▸ **Task brief**:
For every line below, restate it exactly and drop the images.

(Web page and app entries)
========================================

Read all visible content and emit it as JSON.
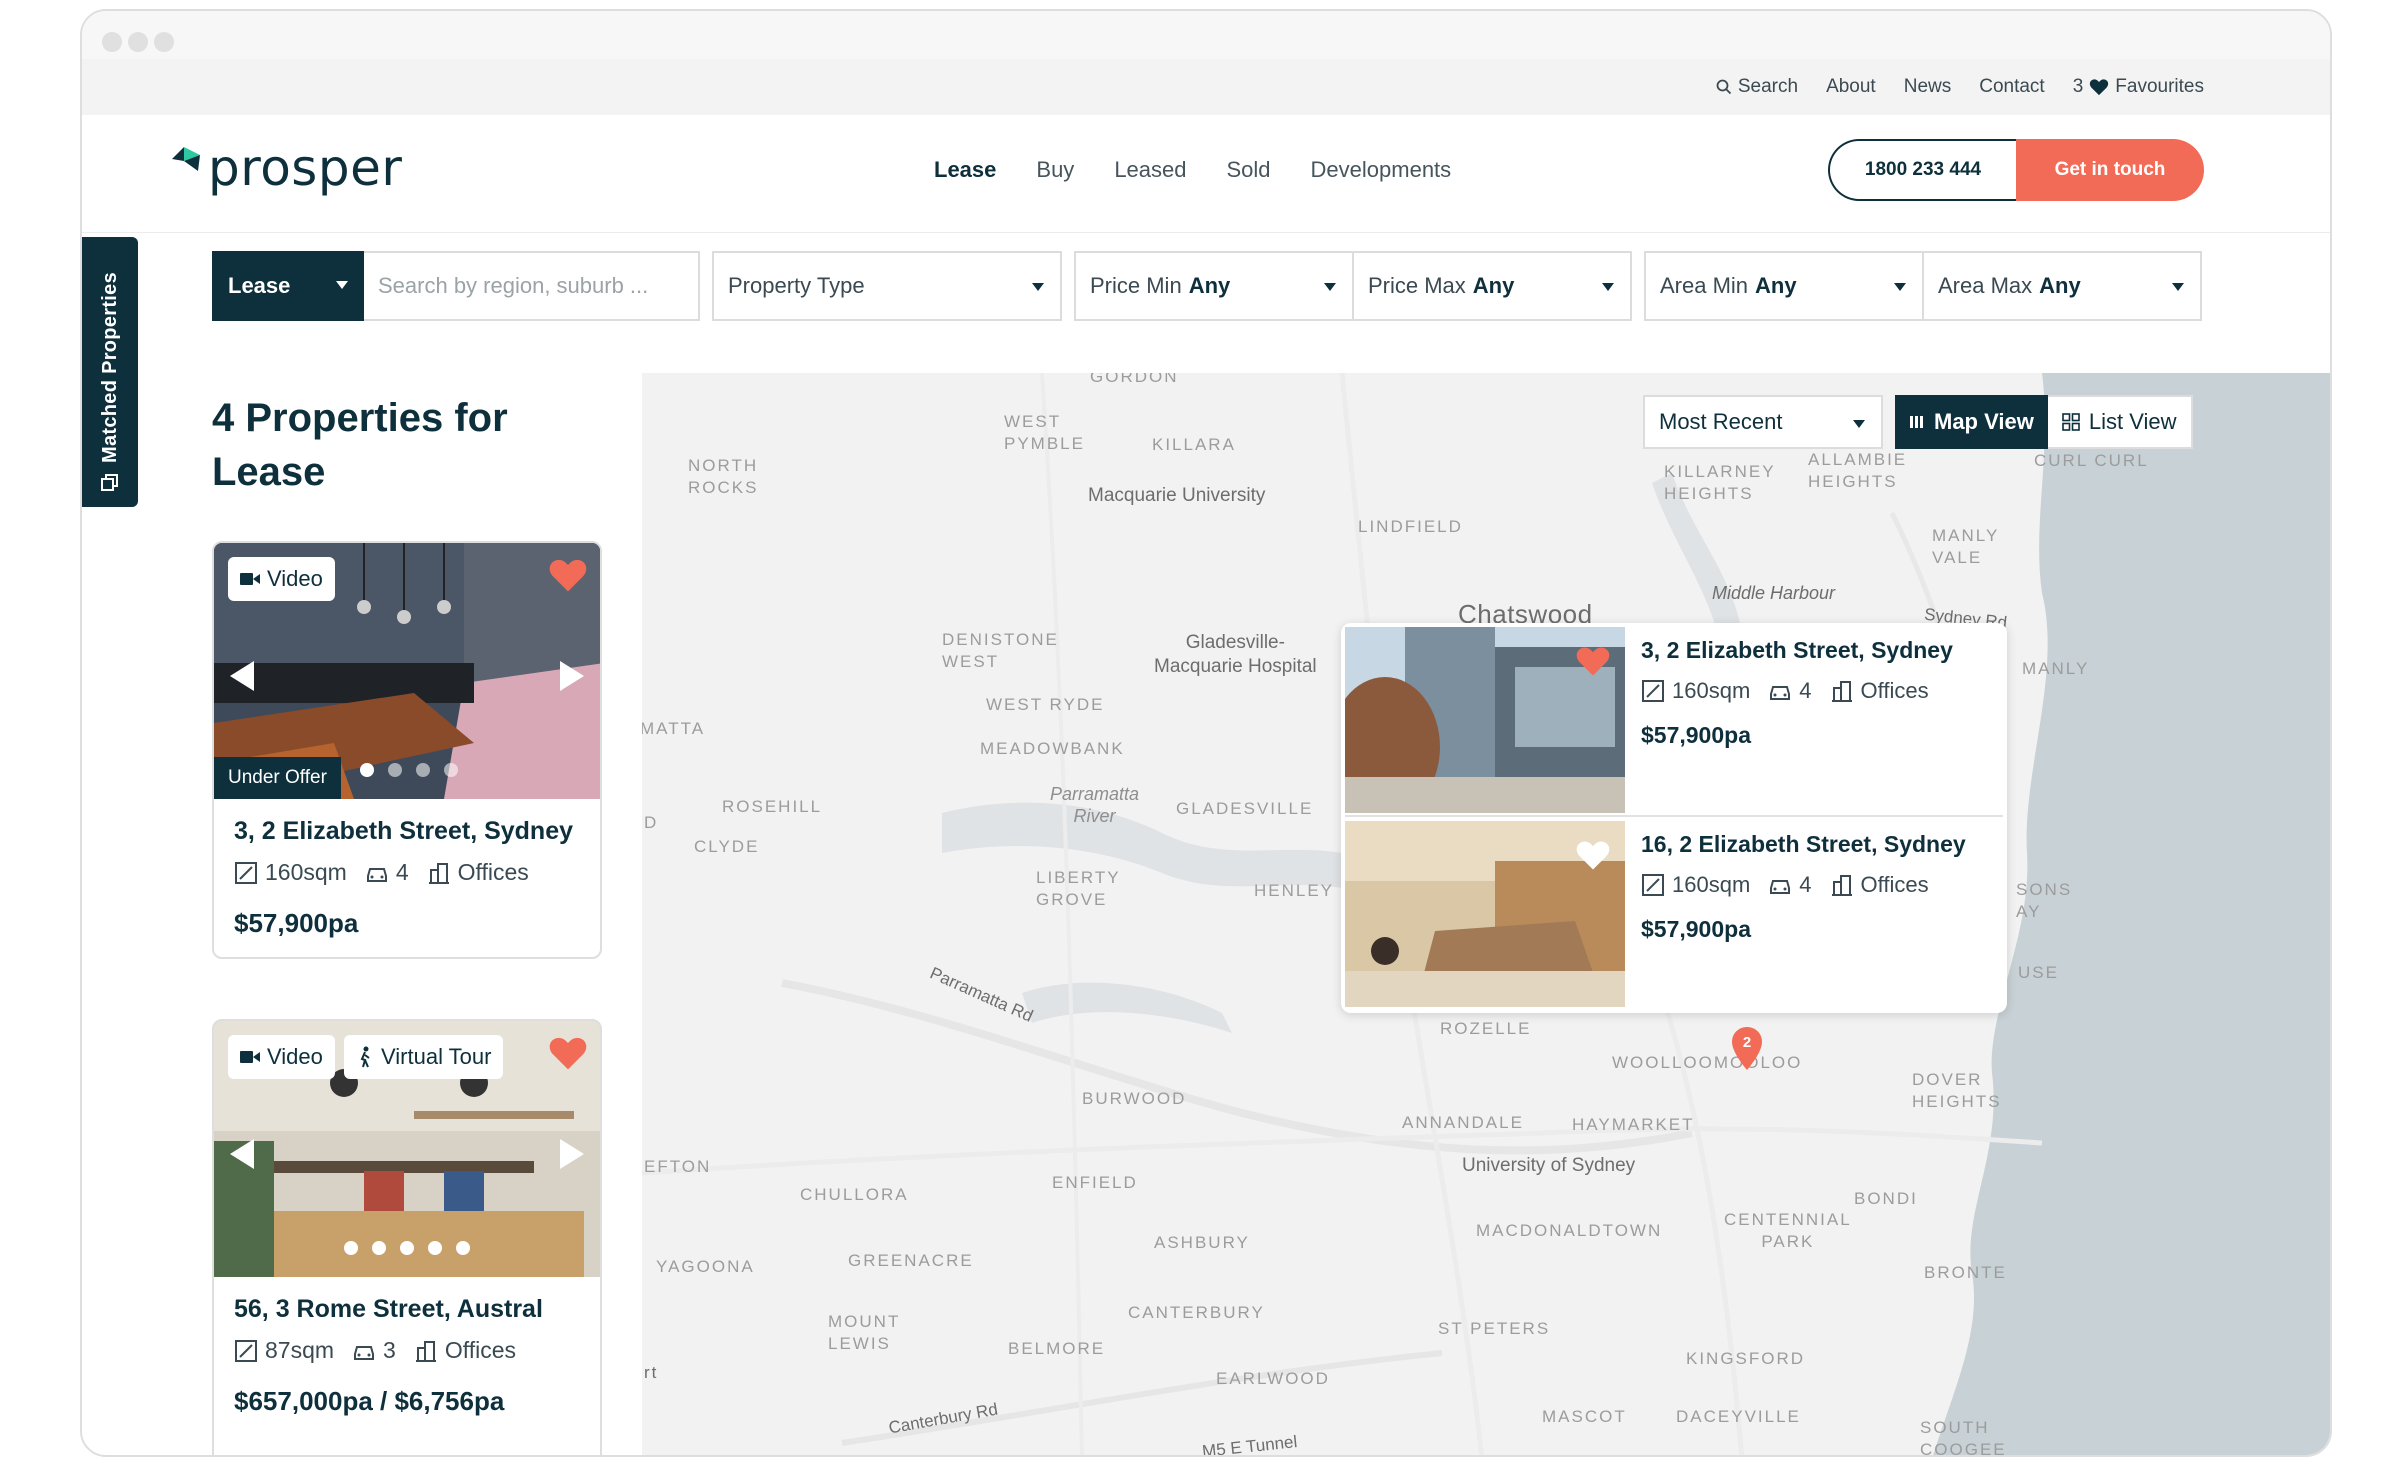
{
  "topbar": {
    "search": "Search",
    "about": "About",
    "news": "News",
    "contact": "Contact",
    "favourites_count": "3",
    "favourites": "Favourites"
  },
  "brand": {
    "name": "prosper",
    "color": "#0e2f3c",
    "accent": "#f26b57",
    "mark_green": "#2ec9a0"
  },
  "nav": {
    "lease": "Lease",
    "buy": "Buy",
    "leased": "Leased",
    "sold": "Sold",
    "developments": "Developments"
  },
  "header": {
    "phone": "1800 233 444",
    "cta": "Get in touch"
  },
  "side_tab": {
    "label": "Matched Properties"
  },
  "filters": {
    "listing_type": "Lease",
    "search_placeholder": "Search by region, suburb ...",
    "property_type": "Property Type",
    "price_min_label": "Price Min",
    "price_min_value": "Any",
    "price_max_label": "Price Max",
    "price_max_value": "Any",
    "area_min_label": "Area Min",
    "area_min_value": "Any",
    "area_max_label": "Area Max",
    "area_max_value": "Any"
  },
  "results": {
    "heading": "4 Properties for Lease"
  },
  "listings": [
    {
      "badges": [
        "Video"
      ],
      "status": "Under Offer",
      "title": "3, 2 Elizabeth Street, Sydney",
      "area": "160sqm",
      "parking": "4",
      "type": "Offices",
      "price": "$57,900pa",
      "favourite": true
    },
    {
      "badges": [
        "Video",
        "Virtual Tour"
      ],
      "status": "",
      "title": "56, 3 Rome Street, Austral",
      "area": "87sqm",
      "parking": "3",
      "type": "Offices",
      "price": "$657,000pa / $6,756pa",
      "favourite": true
    }
  ],
  "map": {
    "sort": "Most Recent",
    "map_view": "Map View",
    "list_view": "List View",
    "cluster_count": "2",
    "labels": {
      "gordon": "Gordon",
      "west_pymble": "West\nPymble",
      "killara": "Killara",
      "north_rocks": "North\nRocks",
      "macquarie_uni": "Macquarie University",
      "killarney_heights": "Killarney\nHeights",
      "allambie_heights": "Allambie\nHeights",
      "curl_curl": "Curl Curl",
      "lindfield": "Lindfield",
      "manly_vale": "Manly\nVale",
      "middle_harbour": "Middle Harbour",
      "chatswood": "Chatswood",
      "sydney_rd": "Sydney Rd",
      "denistone_west": "Denistone\nWest",
      "gladesville_hospital": "Gladesville-\nMacquarie Hospital",
      "manly": "Manly",
      "west_ryde": "West Ryde",
      "matta": "Matta",
      "meadowbank": "Meadowbank",
      "parramatta_river": "Parramatta\nRiver",
      "gladesville": "Gladesville",
      "rosehill": "Rosehill",
      "clyde": "Clyde",
      "liberty_grove": "Liberty\nGrove",
      "henley": "Henley",
      "parramatta_rd": "Parramatta Rd",
      "rozelle": "Rozelle",
      "woolloomooloo": "Woolloomooloo",
      "dover_heights": "Dover\nHeights",
      "burwood": "Burwood",
      "annandale": "Annandale",
      "haymarket": "Haymarket",
      "efton": "Efton",
      "university_sydney": "University of Sydney",
      "chullora": "Chullora",
      "enfield": "Enfield",
      "bondi": "Bondi",
      "centennial_park": "Centennial\nPark",
      "macdonaldtown": "Macdonaldtown",
      "ashbury": "Ashbury",
      "yagoona": "Yagoona",
      "greenacre": "Greenacre",
      "bronte": "Bronte",
      "mount_lewis": "Mount\nLewis",
      "canterbury": "Canterbury",
      "st_peters": "St Peters",
      "belmore": "Belmore",
      "kingsford": "Kingsford",
      "earlwood": "Earlwood",
      "mascot": "Mascot",
      "daceyville": "Daceyville",
      "south_coogee": "South\nCoogee",
      "canterbury_rd": "Canterbury Rd",
      "rt": "rt",
      "d": "D",
      "m5_tunnel": "M5 E Tunnel",
      "sons_ay": "Sons\nAy",
      "use": "use"
    }
  },
  "map_popup": [
    {
      "title": "3, 2 Elizabeth Street, Sydney",
      "area": "160sqm",
      "parking": "4",
      "type": "Offices",
      "price": "$57,900pa",
      "favourite": true
    },
    {
      "title": "16, 2 Elizabeth Street, Sydney",
      "area": "160sqm",
      "parking": "4",
      "type": "Offices",
      "price": "$57,900pa",
      "favourite": false
    }
  ],
  "icons": {
    "search": "search-icon",
    "heart": "heart-icon",
    "video": "video-camera-icon",
    "virtual_tour": "person-walking-icon",
    "area": "area-icon",
    "car": "car-icon",
    "building": "building-icon",
    "map": "map-icon",
    "grid": "grid-icon",
    "chevron_left": "chevron-left-icon",
    "chevron_right": "chevron-right-icon",
    "pin": "map-pin-icon"
  }
}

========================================

▸ **Exercise solution**:
Read all visible content and emit it as JSON.
{
  "topbar": {
    "search": "Search",
    "about": "About",
    "news": "News",
    "contact": "Contact",
    "favourites_count": "3",
    "favourites": "Favourites"
  },
  "brand": {
    "name": "prosper",
    "color": "#0e2f3c",
    "accent": "#f26b57",
    "mark_green": "#2ec9a0"
  },
  "nav": {
    "lease": "Lease",
    "buy": "Buy",
    "leased": "Leased",
    "sold": "Sold",
    "developments": "Developments"
  },
  "header": {
    "phone": "1800 233 444",
    "cta": "Get in touch"
  },
  "side_tab": {
    "label": "Matched Properties"
  },
  "filters": {
    "listing_type": "Lease",
    "search_placeholder": "Search by region, suburb ...",
    "property_type": "Property Type",
    "price_min_label": "Price Min",
    "price_min_value": "Any",
    "price_max_label": "Price Max",
    "price_max_value": "Any",
    "area_min_label": "Area Min",
    "area_min_value": "Any",
    "area_max_label": "Area Max",
    "area_max_value": "Any"
  },
  "results": {
    "heading": "4 Properties for Lease"
  },
  "listings": [
    {
      "badges": [
        "Video"
      ],
      "status": "Under Offer",
      "title": "3, 2 Elizabeth Street, Sydney",
      "area": "160sqm",
      "parking": "4",
      "type": "Offices",
      "price": "$57,900pa",
      "favourite": true
    },
    {
      "badges": [
        "Video",
        "Virtual Tour"
      ],
      "status": "",
      "title": "56, 3 Rome Street, Austral",
      "area": "87sqm",
      "parking": "3",
      "type": "Offices",
      "price": "$657,000pa / $6,756pa",
      "favourite": true
    }
  ],
  "map": {
    "sort": "Most Recent",
    "map_view": "Map View",
    "list_view": "List View",
    "cluster_count": "2",
    "labels": {
      "gordon": "Gordon",
      "west_pymble": "West\nPymble",
      "killara": "Killara",
      "north_rocks": "North\nRocks",
      "macquarie_uni": "Macquarie University",
      "killarney_heights": "Killarney\nHeights",
      "allambie_heights": "Allambie\nHeights",
      "curl_curl": "Curl Curl",
      "lindfield": "Lindfield",
      "manly_vale": "Manly\nVale",
      "middle_harbour": "Middle Harbour",
      "chatswood": "Chatswood",
      "sydney_rd": "Sydney Rd",
      "denistone_west": "Denistone\nWest",
      "gladesville_hospital": "Gladesville-\nMacquarie Hospital",
      "manly": "Manly",
      "west_ryde": "West Ryde",
      "matta": "Matta",
      "meadowbank": "Meadowbank",
      "parramatta_river": "Parramatta\nRiver",
      "gladesville": "Gladesville",
      "rosehill": "Rosehill",
      "clyde": "Clyde",
      "liberty_grove": "Liberty\nGrove",
      "henley": "Henley",
      "parramatta_rd": "Parramatta Rd",
      "rozelle": "Rozelle",
      "woolloomooloo": "Woolloomooloo",
      "dover_heights": "Dover\nHeights",
      "burwood": "Burwood",
      "annandale": "Annandale",
      "haymarket": "Haymarket",
      "efton": "Efton",
      "university_sydney": "University of Sydney",
      "chullora": "Chullora",
      "enfield": "Enfield",
      "bondi": "Bondi",
      "centennial_park": "Centennial\nPark",
      "macdonaldtown": "Macdonaldtown",
      "ashbury": "Ashbury",
      "yagoona": "Yagoona",
      "greenacre": "Greenacre",
      "bronte": "Bronte",
      "mount_lewis": "Mount\nLewis",
      "canterbury": "Canterbury",
      "st_peters": "St Peters",
      "belmore": "Belmore",
      "kingsford": "Kingsford",
      "earlwood": "Earlwood",
      "mascot": "Mascot",
      "daceyville": "Daceyville",
      "south_coogee": "South\nCoogee",
      "canterbury_rd": "Canterbury Rd",
      "rt": "rt",
      "d": "D",
      "m5_tunnel": "M5 E Tunnel",
      "sons_ay": "Sons\nAy",
      "use": "use"
    }
  },
  "map_popup": [
    {
      "title": "3, 2 Elizabeth Street, Sydney",
      "area": "160sqm",
      "parking": "4",
      "type": "Offices",
      "price": "$57,900pa",
      "favourite": true
    },
    {
      "title": "16, 2 Elizabeth Street, Sydney",
      "area": "160sqm",
      "parking": "4",
      "type": "Offices",
      "price": "$57,900pa",
      "favourite": false
    }
  ],
  "icons": {
    "search": "search-icon",
    "heart": "heart-icon",
    "video": "video-camera-icon",
    "virtual_tour": "person-walking-icon",
    "area": "area-icon",
    "car": "car-icon",
    "building": "building-icon",
    "map": "map-icon",
    "grid": "grid-icon",
    "chevron_left": "chevron-left-icon",
    "chevron_right": "chevron-right-icon",
    "pin": "map-pin-icon"
  }
}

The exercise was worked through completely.